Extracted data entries
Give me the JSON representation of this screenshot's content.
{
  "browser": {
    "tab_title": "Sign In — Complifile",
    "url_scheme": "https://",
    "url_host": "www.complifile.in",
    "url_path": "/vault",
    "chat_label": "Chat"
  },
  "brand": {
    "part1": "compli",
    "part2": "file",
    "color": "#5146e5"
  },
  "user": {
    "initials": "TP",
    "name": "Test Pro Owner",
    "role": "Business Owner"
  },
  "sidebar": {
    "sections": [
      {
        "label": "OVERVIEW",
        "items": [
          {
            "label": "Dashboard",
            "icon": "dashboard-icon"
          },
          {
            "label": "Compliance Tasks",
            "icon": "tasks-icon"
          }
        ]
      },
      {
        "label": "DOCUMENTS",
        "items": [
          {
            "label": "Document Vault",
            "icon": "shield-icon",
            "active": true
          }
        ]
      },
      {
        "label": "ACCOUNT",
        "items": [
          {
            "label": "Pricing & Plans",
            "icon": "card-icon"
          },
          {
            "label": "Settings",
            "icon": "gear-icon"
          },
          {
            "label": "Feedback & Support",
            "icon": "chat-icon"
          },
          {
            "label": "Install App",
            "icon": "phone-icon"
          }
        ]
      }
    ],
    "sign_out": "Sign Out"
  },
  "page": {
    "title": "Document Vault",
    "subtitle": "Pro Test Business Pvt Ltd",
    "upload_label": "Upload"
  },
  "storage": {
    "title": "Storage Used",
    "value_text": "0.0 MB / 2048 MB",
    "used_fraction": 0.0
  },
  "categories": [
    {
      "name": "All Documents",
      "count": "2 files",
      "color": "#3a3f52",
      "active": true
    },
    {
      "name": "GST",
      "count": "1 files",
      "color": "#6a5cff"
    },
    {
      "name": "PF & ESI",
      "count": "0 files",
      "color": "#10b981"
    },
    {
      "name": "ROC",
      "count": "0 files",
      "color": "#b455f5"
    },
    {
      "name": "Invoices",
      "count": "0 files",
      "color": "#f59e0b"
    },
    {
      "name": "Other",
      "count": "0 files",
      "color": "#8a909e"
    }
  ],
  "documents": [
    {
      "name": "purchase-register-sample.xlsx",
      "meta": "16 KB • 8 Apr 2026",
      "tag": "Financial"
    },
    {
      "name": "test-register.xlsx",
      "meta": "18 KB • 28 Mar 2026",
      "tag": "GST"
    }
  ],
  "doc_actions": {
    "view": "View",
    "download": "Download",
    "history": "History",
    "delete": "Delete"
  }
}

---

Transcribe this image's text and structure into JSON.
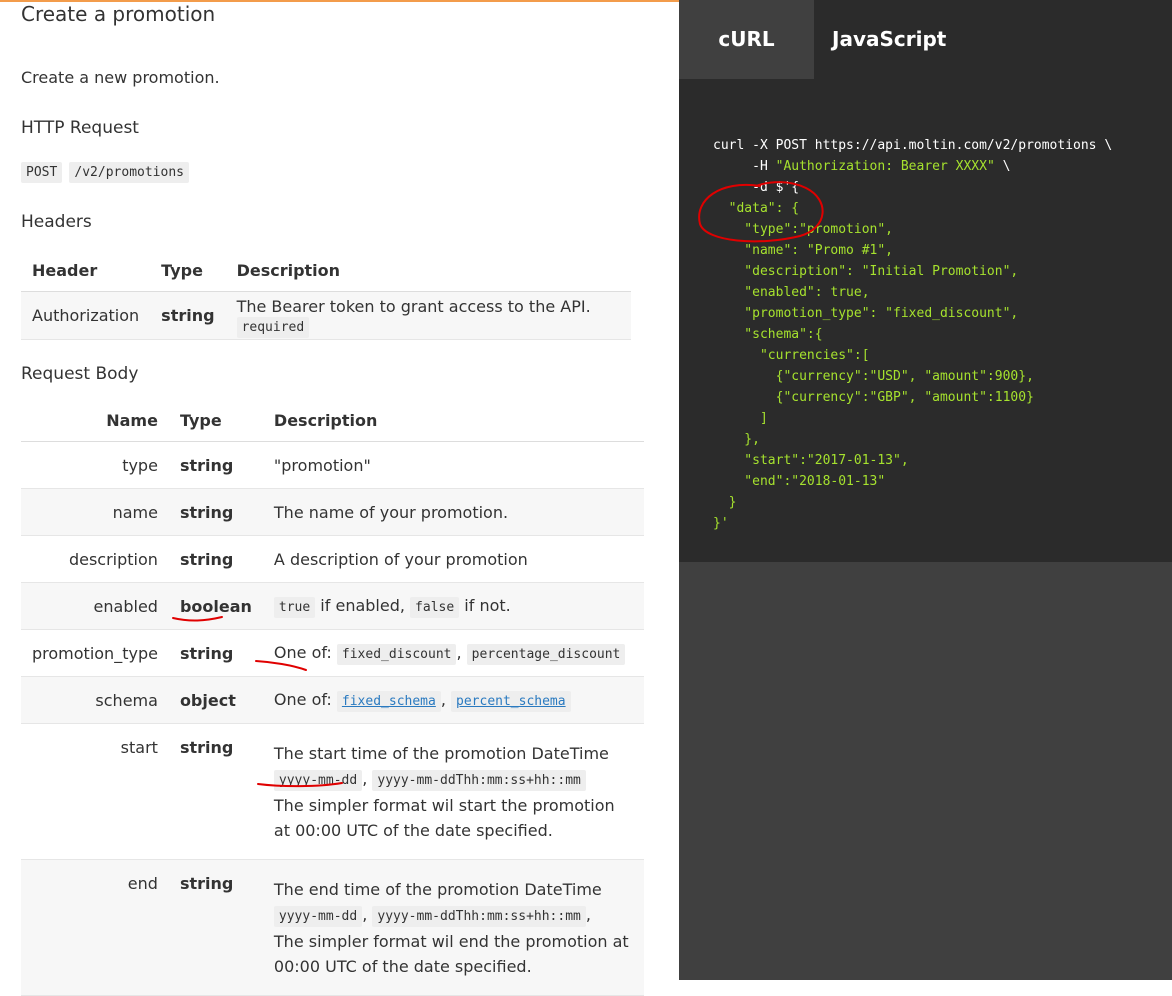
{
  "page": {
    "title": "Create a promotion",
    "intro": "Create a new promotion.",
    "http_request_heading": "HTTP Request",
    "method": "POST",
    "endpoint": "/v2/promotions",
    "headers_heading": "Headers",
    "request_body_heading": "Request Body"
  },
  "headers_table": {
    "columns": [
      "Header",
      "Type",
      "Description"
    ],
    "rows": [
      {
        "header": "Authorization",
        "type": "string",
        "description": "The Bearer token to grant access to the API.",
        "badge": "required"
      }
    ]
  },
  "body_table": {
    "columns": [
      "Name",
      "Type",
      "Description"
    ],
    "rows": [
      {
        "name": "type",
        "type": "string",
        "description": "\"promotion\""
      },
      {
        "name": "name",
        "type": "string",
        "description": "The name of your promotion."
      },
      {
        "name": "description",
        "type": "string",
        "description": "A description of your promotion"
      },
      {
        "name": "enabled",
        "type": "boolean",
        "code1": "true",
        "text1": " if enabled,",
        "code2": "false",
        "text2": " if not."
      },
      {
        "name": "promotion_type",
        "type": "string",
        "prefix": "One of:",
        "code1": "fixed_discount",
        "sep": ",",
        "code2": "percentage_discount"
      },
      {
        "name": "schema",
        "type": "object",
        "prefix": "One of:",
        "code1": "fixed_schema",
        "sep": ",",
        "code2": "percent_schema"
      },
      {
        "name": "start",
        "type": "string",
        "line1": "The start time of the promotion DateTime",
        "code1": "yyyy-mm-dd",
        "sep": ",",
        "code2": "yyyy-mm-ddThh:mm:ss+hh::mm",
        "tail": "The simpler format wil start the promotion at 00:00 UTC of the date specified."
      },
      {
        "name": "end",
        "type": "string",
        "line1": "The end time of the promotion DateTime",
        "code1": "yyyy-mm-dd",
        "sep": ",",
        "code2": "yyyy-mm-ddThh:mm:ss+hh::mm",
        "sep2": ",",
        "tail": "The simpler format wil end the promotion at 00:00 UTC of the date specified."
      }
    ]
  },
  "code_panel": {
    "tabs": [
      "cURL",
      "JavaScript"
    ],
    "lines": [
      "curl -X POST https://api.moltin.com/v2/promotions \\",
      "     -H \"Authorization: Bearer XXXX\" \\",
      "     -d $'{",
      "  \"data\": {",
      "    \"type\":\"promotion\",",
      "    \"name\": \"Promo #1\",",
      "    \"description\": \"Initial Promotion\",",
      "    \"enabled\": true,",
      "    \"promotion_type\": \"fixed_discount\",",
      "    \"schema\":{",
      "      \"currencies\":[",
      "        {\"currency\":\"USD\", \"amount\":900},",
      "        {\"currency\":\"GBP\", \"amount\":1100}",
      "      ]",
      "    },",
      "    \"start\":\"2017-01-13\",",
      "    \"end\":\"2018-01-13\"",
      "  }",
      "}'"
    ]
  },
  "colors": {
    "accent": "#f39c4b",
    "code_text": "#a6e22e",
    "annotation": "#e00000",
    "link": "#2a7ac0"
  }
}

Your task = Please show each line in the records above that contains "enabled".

Solution to this task =
        "name": "enabled",
        "text1": " if enabled,",
      "    \"enabled\": true,",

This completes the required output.